So, last Thursday I hurriedly tried to complete my paperwork, which I should have been doing instead of sulkily attending the above mentioned meeting, before closing time, because as I said I like my job but not enough to do unpaid overtime. I wasn't a happy camper when I arrived home. 

Grizzly as I was, I did not welcome the invitation to go shopping for a pair of shoes for my daughter, especially as it was not an invitation. To cut a long story short, the time spent out with my wife and daughter resulted in an unexpected recovery of good cheer, and subject matter for a blog post.

What makes you grumpy? When have you been unexpectedly rescued from grumpiness?

Photo sources:!/

Saturday, November 9, 2013

True to his word

The Tony Abbott led coalition has been in government for nearly two months now. It has been a period of bad news for many people as the new government has quickly set about doing what it said it would do: saving money by cutting spending. Jobs, benefits and bonuses...slashed.

There is a certain amount of hysteria coming from opponents of the government. I am one of those opponents but I am not surprised, and therefore not emotionally disturbed. Coalition governments don't spend, Labour governments do. We alternate between the two, with each usually lasting two to three terms, and this guarantees balance.

It's early days yet, too soon to declare disaster, but those whose jobs will be lost in the public service, including nearly a quarter of the workforce at Australia's premier scientific research organisation, will be less sanguine.
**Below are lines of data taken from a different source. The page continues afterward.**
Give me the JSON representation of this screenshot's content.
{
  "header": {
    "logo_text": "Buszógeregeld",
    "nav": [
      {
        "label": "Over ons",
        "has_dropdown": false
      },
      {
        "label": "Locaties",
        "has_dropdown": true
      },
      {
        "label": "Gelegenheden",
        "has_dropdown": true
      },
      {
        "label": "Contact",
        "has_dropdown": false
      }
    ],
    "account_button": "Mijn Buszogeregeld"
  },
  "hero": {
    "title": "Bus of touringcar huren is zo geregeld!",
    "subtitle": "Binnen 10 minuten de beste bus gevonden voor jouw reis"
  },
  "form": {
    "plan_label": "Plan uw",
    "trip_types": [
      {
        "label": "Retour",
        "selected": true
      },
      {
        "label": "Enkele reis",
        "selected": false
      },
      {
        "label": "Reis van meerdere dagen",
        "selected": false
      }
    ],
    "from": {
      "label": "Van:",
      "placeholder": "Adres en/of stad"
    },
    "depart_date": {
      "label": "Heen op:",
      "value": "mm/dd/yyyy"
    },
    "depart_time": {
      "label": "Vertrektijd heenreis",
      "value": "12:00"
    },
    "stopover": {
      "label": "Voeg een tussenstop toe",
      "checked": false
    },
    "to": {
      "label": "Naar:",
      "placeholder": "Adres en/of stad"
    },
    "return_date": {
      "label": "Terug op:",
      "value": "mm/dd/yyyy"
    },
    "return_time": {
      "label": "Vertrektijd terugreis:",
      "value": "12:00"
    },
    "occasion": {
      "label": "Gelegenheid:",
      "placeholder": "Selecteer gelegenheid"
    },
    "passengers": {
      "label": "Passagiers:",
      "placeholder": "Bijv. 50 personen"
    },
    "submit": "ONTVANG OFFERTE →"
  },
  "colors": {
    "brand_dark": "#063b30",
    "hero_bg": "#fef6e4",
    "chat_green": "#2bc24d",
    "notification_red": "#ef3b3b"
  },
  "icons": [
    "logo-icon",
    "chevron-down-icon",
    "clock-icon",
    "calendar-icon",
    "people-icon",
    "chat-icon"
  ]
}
Likewise, welfare recipients who will be soon forced to spend around 70% of their benefits on essentials. Proposed pay rises for very poorly paid aged care workers have been scrapped, more privatisation is planned, as are further attacks on employment conditions, and I could go on and on and on.

As I said, it's too early to see the full impact of the government's austerity program, but one thing is for sure: people will be hurt financially because in my view, Coalition governments care much more about the budget bottom line than they do about people.

Further reading:

Saturday, November 2, 2013

Don Quixote

To mark the momentous occasion of me completing what is reputed to be one of the greatest works of literary fiction of all time, I thought I would share a collection of quotes from the pen of Miguel De Cervantes Saavedra, the author of Don Quixote. Some wise, insightful and sometimes amusing words to consider. 
You can read my review on Goodreads

Selected quotes from Don Quixote:

"So long as they are books of honest entertainment that charm by their style and attract and interest by the invention they display..."

"What a set of absurdities thou art stringing together."

" the wicked are always ungrateful, and necessity leads to evil,  and immediate advantage overcomes all considerations of future."

"Fiction is all the better, the more it looks like truth."

"There is no happiness on earth to compare with recovering lost liberty."

"Better a blush on the cheek than a sore in the heart."

"Disordered attire is a sign of an unstable mind, unless the slovenliness and slackness is set down to craft."

"Why would you have us read that absurd stuff when it is impossible for anyone who has read the first part of the history of Don Quixote of La Mancha to take any pleasure in reading the second part?"

"For the most part, those who receive are the inferiors of those who give. Thus, God is superior to all because he is the supreme giver and the offerings of man fall short by an infinite distance."

"Thou art a blockhead!"

Which one do you like best?